Surgical haemostatis laceration or avulsion
Blunt tracheal injury
Fracture, lacerations, and disruptions
Respiratory distress, cannot speak, stridor, other
sign associated w pneumothorax n subcutaneous
emphysema
Many die before can reach defenitive care life
trheatening require immediate surgical repair to
establishment of an adequate airway
Endotracheal intubation flexible bronchoscope
tube placed distal site of injury
Always prepared to perform emergency
trecheotomy
Surgical repair restoration of airway continuity w
primary end-to-end anstomosis
Blunt bronchial injuries
Laceration, tear, or disruption of a major
bronchus is life threatening many die
before treatment
Respiratory distress n physical sign consistent
w pneumothorax
Require surgical repair secure airway
Ipsilateral thoracotomy on the affected side w
single-lung ventilation debridemant n end-
to-end ansstomosis
Blunt esophageal injuries
Rare because protected location in posterior
mediastinum
Caused by a sudden increase intraluminal
pressure from a forceful blow to the
epigastrium
Spillage GI contents into the chest
Upper abdo & thoracic pain ass w thypnea,
tachycardia, subcutaneus emphysema.
Treatment : Blunt esophageal injuries

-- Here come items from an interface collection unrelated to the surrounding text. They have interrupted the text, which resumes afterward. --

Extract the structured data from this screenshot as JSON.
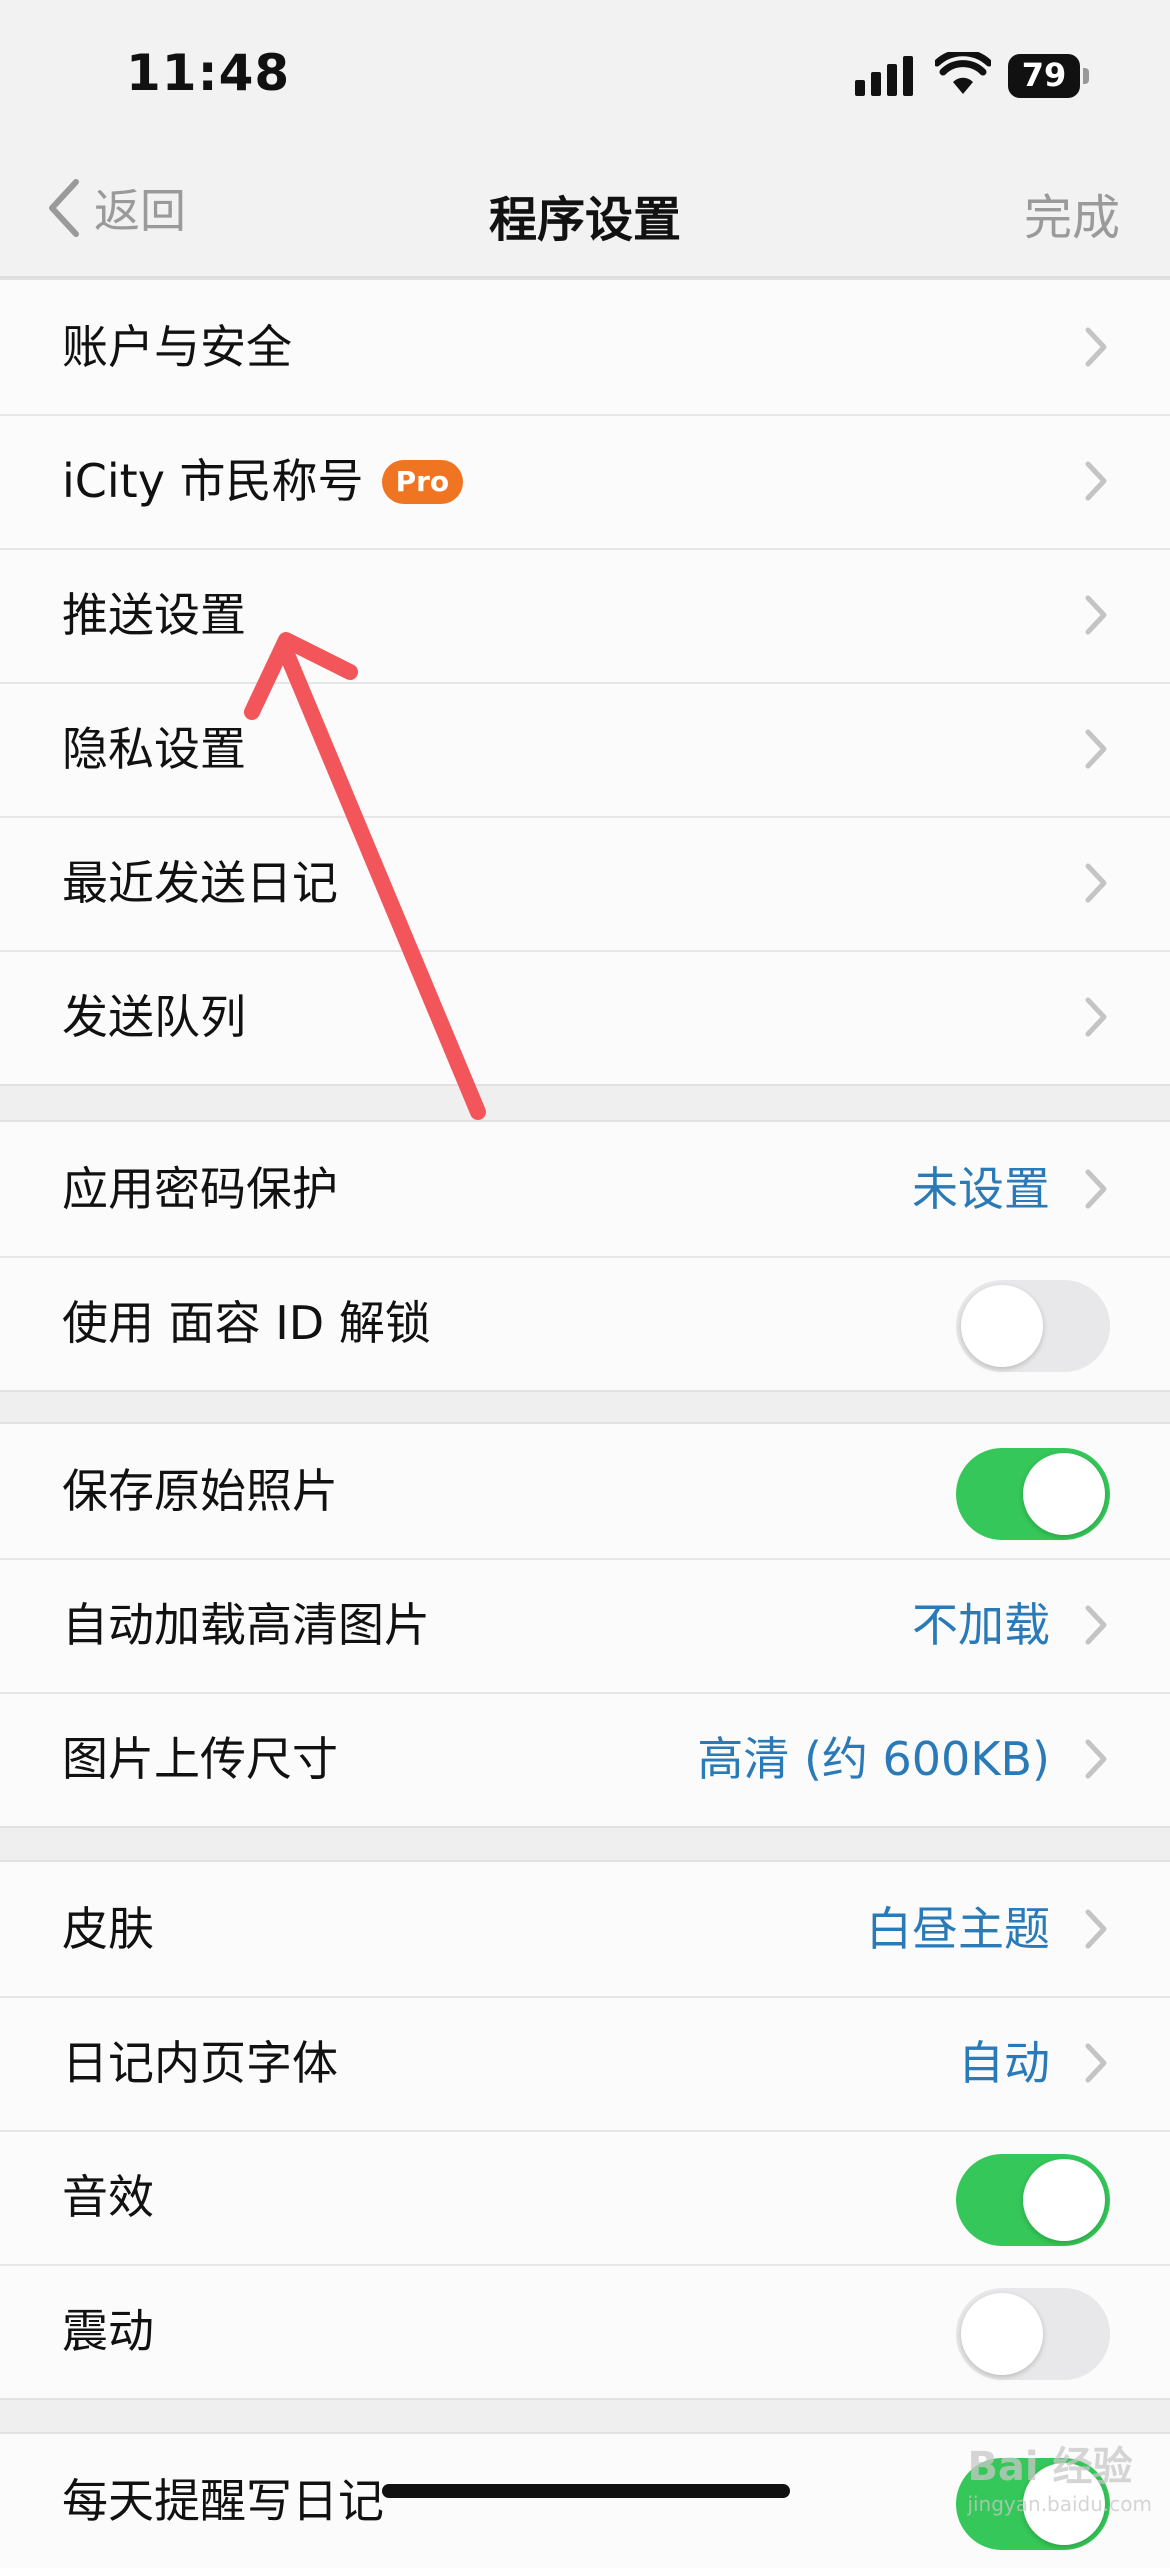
{
  "status_bar": {
    "time": "11:48",
    "battery": "79"
  },
  "nav": {
    "back_label": "返回",
    "title": "程序设置",
    "done_label": "完成"
  },
  "groups": [
    {
      "rows": [
        {
          "label": "账户与安全"
        },
        {
          "label": "iCity 市民称号",
          "badge": "Pro"
        },
        {
          "label": "推送设置"
        },
        {
          "label": "隐私设置"
        },
        {
          "label": "最近发送日记"
        },
        {
          "label": "发送队列"
        }
      ]
    },
    {
      "rows": [
        {
          "label": "应用密码保护",
          "value": "未设置"
        },
        {
          "label": "使用 面容 ID 解锁",
          "toggle": false
        }
      ]
    },
    {
      "rows": [
        {
          "label": "保存原始照片",
          "toggle": true
        },
        {
          "label": "自动加载高清图片",
          "value": "不加载"
        },
        {
          "label": "图片上传尺寸",
          "value": "高清 (约 600KB)"
        }
      ]
    },
    {
      "rows": [
        {
          "label": "皮肤",
          "value": "白昼主题"
        },
        {
          "label": "日记内页字体",
          "value": "自动"
        },
        {
          "label": "音效",
          "toggle": true
        },
        {
          "label": "震动",
          "toggle": false
        }
      ]
    },
    {
      "rows": [
        {
          "label": "每天提醒写日记",
          "toggle": true
        }
      ]
    }
  ],
  "watermark": {
    "text": "Bai 经验",
    "sub": "jingyan.baidu.com"
  },
  "colors": {
    "accent": "#2a7ab8",
    "toggle_on": "#35c759",
    "badge": "#f07522",
    "arrow": "#f2555a"
  }
}
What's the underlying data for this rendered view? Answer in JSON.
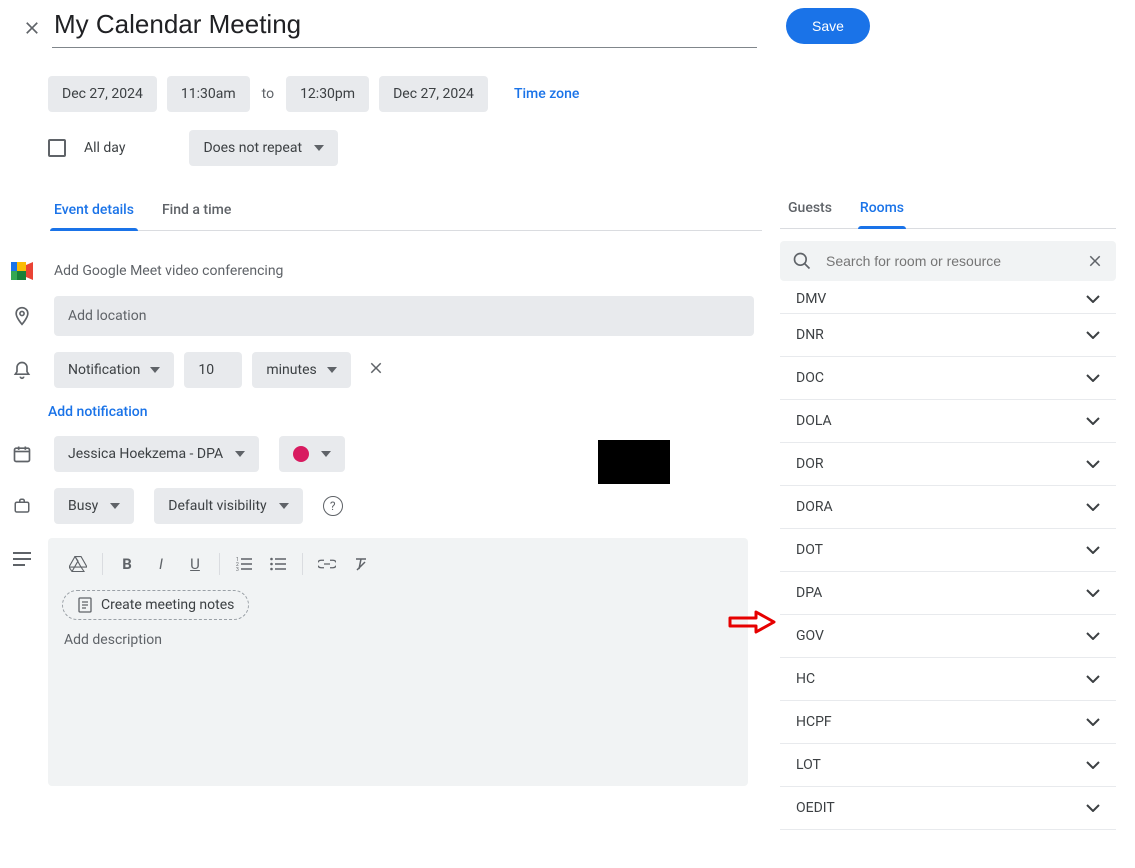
{
  "header": {
    "title": "My Calendar Meeting",
    "save_label": "Save"
  },
  "datetime": {
    "start_date": "Dec 27, 2024",
    "start_time": "11:30am",
    "to_label": "to",
    "end_time": "12:30pm",
    "end_date": "Dec 27, 2024",
    "timezone_label": "Time zone"
  },
  "allday": {
    "label": "All day",
    "repeat_label": "Does not repeat"
  },
  "tabs": {
    "event_details": "Event details",
    "find_a_time": "Find a time"
  },
  "details": {
    "meet_label": "Add Google Meet video conferencing",
    "location_placeholder": "Add location",
    "notification": {
      "type_label": "Notification",
      "value": "10",
      "unit_label": "minutes"
    },
    "add_notification_label": "Add notification",
    "owner_label": "Jessica Hoekzema - DPA",
    "busy_label": "Busy",
    "visibility_label": "Default visibility",
    "color": "#d81b60",
    "meeting_notes_label": "Create meeting notes",
    "description_placeholder": "Add description"
  },
  "right": {
    "tabs": {
      "guests": "Guests",
      "rooms": "Rooms"
    },
    "search_placeholder": "Search for room or resource",
    "rooms": [
      "DMV",
      "DNR",
      "DOC",
      "DOLA",
      "DOR",
      "DORA",
      "DOT",
      "DPA",
      "GOV",
      "HC",
      "HCPF",
      "LOT",
      "OEDIT"
    ]
  }
}
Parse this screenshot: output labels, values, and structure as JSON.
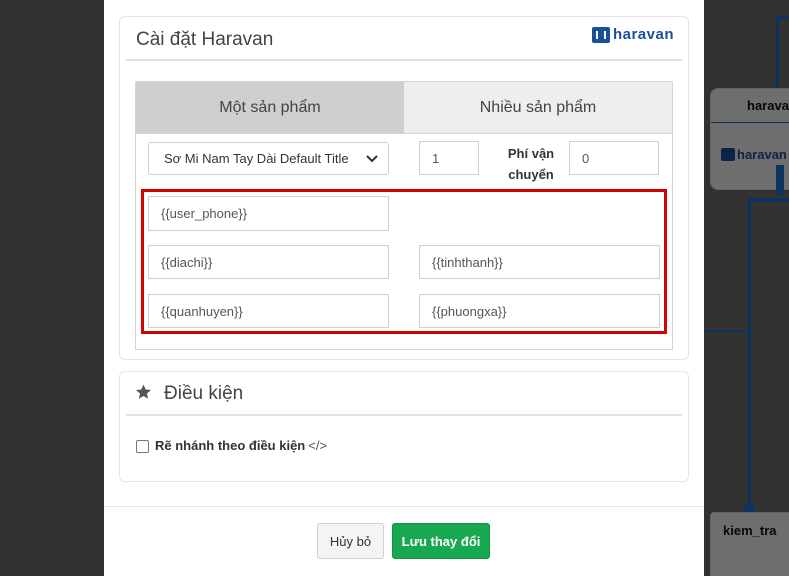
{
  "background": {
    "node_top_title": "haravan",
    "node_top_logo": "haravan",
    "node_bottom_title": "kiem_tra"
  },
  "modal": {
    "settings_panel": {
      "title": "Cài đặt Haravan",
      "logo_text": "haravan",
      "tabs": [
        {
          "label": "Một sản phẩm",
          "active": true
        },
        {
          "label": "Nhiều sản phẩm",
          "active": false
        }
      ],
      "product_select": {
        "value": "Sơ Mi Nam Tay Dài Default Title"
      },
      "quantity": {
        "value": "1"
      },
      "shipping_fee_label": "Phí vận chuyển",
      "shipping_fee": {
        "value": "0"
      },
      "fields": {
        "user_phone": "{{user_phone}}",
        "address": "{{diachi}}",
        "province": "{{tinhthanh}}",
        "district": "{{quanhuyen}}",
        "ward": "{{phuongxa}}"
      }
    },
    "condition_panel": {
      "title": "Điều kiện",
      "checkbox_label": "Rẽ nhánh theo điều kiện",
      "checkbox_checked": false,
      "code_icon": "code-icon"
    },
    "footer": {
      "cancel_label": "Hủy bỏ",
      "save_label": "Lưu thay đổi"
    }
  },
  "colors": {
    "accent_green": "#18a84f",
    "highlight_red": "#d60000",
    "brand_blue": "#1a4f9c",
    "flow_line_blue": "#1b6fd1"
  }
}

Fluid resuscitation n broad-spectrum iv antibiotic
n anaerob AB
Surgery debridemant w primary anatomosis
well-vascularized autologous tissue (parietal
pleura n intercostal muscle) Thal Patch
Poor general condition esophageal diversion (a
cervical esophagostomy), the distal esophagus
stapled, gastrostomy for decompression, and
wide mediatinal drainage w chest tube.
Blunt cardial injuries
Cause by : MVA (most common), falls,
crush injuries, violent, sport injury, ect
Range varies from mild trauma ass w
arrythmias to severe rupture valve,
septum or myocardial
Clinical varies from chest pain to cardiac
tamponade to complete cardivascular
collaps
Treatment cardiosintesis to
cardiorrhapy w cardiopulmonar by pass
Blunt injuries of the thoracic aorta and
major thoracic arteries
Mechanism injury: rapid deceleration
sharing force, direct compression
Many die before reaching defenitive care
Treatment: endovascular stent grafts,
arteriorraphy w cardiopulmonary by pass
Blunt injury of the superior vena cava and
major thoracic veins
Rare, usually ass w injuries other major
thoracic vascular structures
Treatment : venorrhaphy w
cardiopulmonary by pass
Injured subclavian or azigous veins if
difficult to repair can be ligated